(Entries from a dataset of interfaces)
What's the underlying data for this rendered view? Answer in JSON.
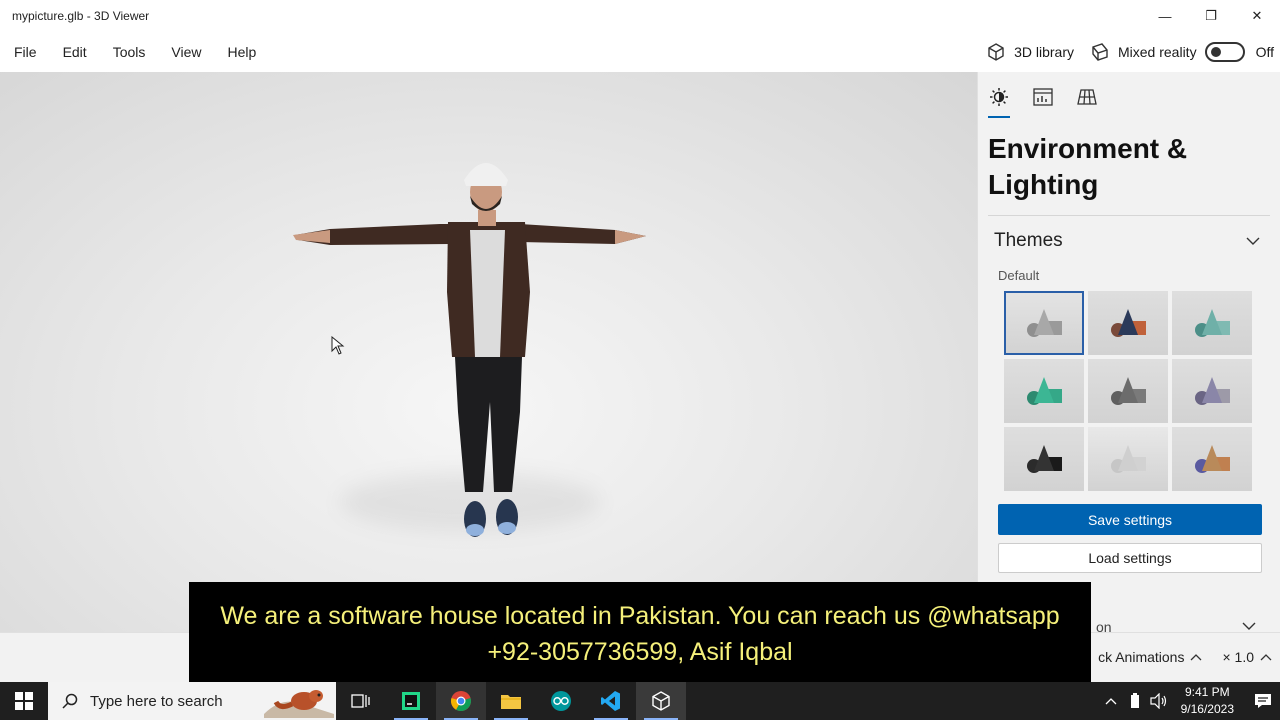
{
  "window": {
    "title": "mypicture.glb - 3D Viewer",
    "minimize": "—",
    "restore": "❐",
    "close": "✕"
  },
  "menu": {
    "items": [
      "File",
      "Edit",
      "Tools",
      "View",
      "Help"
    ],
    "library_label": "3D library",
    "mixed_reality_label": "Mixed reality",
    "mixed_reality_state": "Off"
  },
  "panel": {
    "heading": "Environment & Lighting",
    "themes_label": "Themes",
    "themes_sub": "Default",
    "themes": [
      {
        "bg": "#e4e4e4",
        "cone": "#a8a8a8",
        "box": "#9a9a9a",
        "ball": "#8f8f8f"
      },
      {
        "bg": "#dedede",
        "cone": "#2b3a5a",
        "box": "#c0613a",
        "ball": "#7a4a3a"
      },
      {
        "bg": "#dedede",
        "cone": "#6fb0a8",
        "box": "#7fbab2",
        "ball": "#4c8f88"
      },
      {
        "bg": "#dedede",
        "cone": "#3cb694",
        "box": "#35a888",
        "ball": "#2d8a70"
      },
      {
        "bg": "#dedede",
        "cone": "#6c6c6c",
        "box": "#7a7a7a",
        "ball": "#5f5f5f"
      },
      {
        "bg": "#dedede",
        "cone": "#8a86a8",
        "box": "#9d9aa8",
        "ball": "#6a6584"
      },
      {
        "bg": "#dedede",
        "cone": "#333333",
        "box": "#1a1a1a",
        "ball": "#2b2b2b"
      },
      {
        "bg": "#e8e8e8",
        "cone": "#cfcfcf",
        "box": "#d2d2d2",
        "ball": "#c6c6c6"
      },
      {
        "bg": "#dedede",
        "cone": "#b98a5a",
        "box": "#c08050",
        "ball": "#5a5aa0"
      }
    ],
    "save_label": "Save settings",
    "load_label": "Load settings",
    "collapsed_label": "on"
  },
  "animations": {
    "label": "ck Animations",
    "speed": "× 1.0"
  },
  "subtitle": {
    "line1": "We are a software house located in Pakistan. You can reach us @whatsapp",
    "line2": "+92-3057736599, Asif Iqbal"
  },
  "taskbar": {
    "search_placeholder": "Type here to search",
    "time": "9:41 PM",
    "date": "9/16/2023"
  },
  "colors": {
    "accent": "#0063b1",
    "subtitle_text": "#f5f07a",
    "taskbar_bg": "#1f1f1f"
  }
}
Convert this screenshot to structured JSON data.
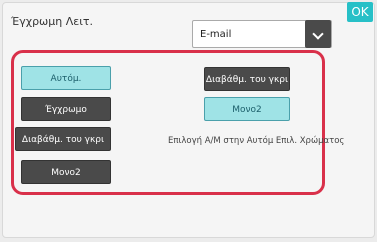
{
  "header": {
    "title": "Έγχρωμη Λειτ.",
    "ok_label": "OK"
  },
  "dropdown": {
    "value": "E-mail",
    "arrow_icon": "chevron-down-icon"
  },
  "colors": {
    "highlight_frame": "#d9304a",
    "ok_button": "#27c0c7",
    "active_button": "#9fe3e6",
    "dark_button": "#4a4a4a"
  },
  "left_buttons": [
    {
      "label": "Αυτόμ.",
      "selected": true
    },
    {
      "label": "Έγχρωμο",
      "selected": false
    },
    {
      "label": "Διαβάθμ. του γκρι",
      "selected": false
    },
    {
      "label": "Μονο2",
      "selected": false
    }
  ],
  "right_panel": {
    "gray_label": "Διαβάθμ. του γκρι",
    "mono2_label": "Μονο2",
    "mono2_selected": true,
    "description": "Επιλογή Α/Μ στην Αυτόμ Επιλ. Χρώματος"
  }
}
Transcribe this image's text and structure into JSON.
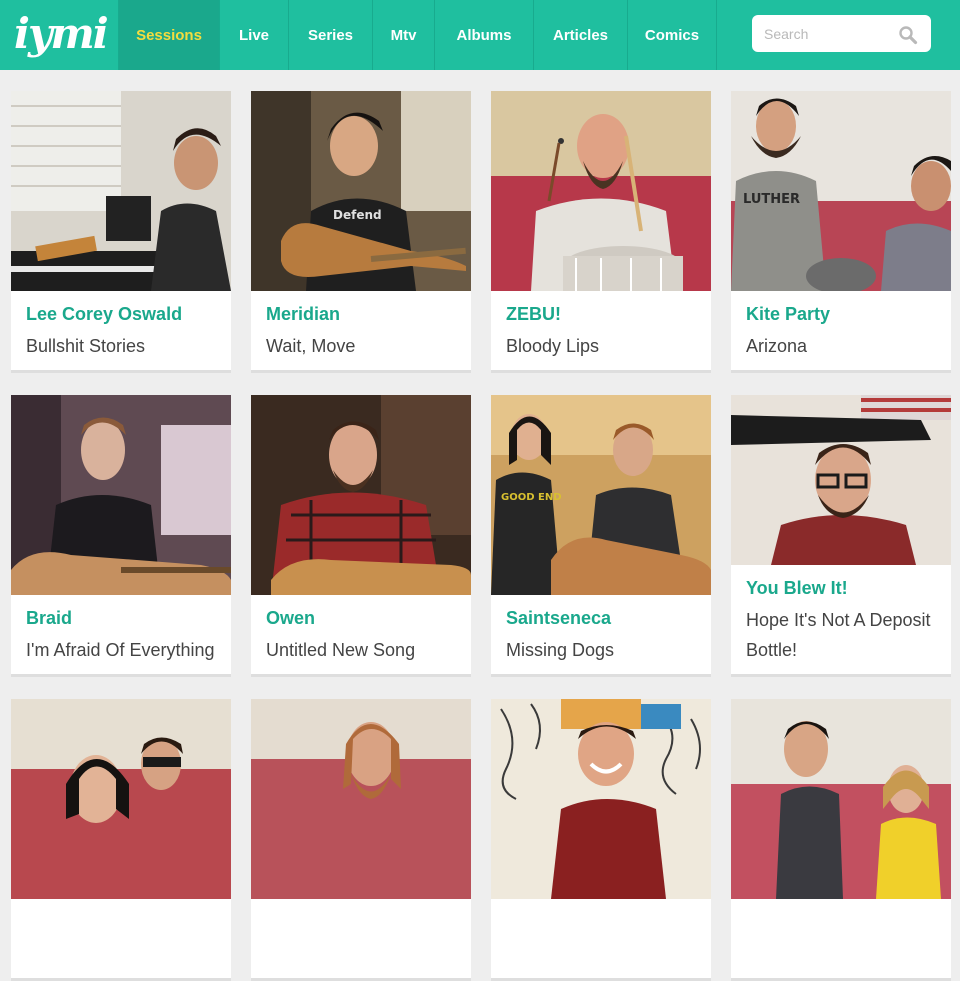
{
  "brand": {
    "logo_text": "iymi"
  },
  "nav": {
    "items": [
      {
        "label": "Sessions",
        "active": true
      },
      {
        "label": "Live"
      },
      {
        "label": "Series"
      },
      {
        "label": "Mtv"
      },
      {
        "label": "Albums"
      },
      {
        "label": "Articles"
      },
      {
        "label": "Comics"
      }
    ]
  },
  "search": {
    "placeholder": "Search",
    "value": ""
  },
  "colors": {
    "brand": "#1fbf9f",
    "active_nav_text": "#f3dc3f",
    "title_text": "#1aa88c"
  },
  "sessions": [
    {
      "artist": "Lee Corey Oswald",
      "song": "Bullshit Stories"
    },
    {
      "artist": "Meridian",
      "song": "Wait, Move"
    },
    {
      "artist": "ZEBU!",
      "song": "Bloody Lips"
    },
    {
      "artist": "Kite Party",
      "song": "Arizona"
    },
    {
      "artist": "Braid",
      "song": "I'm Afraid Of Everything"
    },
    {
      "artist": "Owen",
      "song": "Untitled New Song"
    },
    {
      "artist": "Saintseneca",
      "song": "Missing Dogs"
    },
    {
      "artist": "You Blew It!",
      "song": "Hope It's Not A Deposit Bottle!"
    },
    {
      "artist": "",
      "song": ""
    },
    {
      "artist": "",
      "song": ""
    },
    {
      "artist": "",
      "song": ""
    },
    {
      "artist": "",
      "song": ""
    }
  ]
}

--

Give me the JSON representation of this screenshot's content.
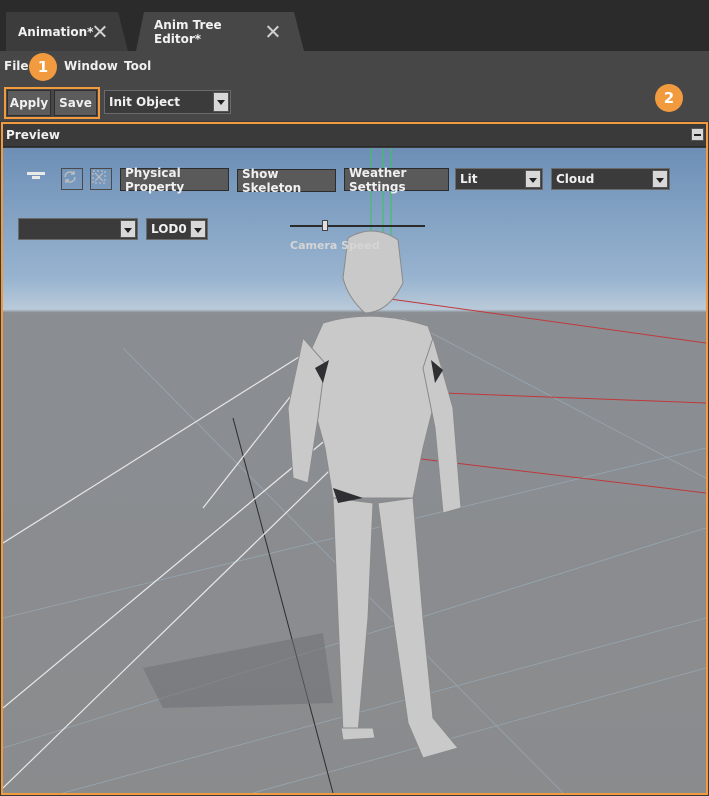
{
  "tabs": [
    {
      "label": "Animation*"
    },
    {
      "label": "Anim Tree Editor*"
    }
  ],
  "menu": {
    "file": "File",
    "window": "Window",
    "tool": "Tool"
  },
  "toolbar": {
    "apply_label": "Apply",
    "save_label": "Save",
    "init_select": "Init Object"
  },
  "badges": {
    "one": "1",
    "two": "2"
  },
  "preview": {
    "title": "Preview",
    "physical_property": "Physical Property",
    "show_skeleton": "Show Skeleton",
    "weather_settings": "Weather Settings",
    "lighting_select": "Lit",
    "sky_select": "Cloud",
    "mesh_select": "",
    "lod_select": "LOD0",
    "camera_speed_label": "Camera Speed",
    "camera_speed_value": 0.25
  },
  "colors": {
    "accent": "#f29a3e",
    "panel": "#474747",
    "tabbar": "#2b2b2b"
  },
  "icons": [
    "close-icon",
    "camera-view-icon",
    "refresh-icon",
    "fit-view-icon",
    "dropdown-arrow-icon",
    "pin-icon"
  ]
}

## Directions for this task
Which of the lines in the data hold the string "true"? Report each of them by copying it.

## Written answer
      "selected": true
    "mono2_selected": true,
        "active": true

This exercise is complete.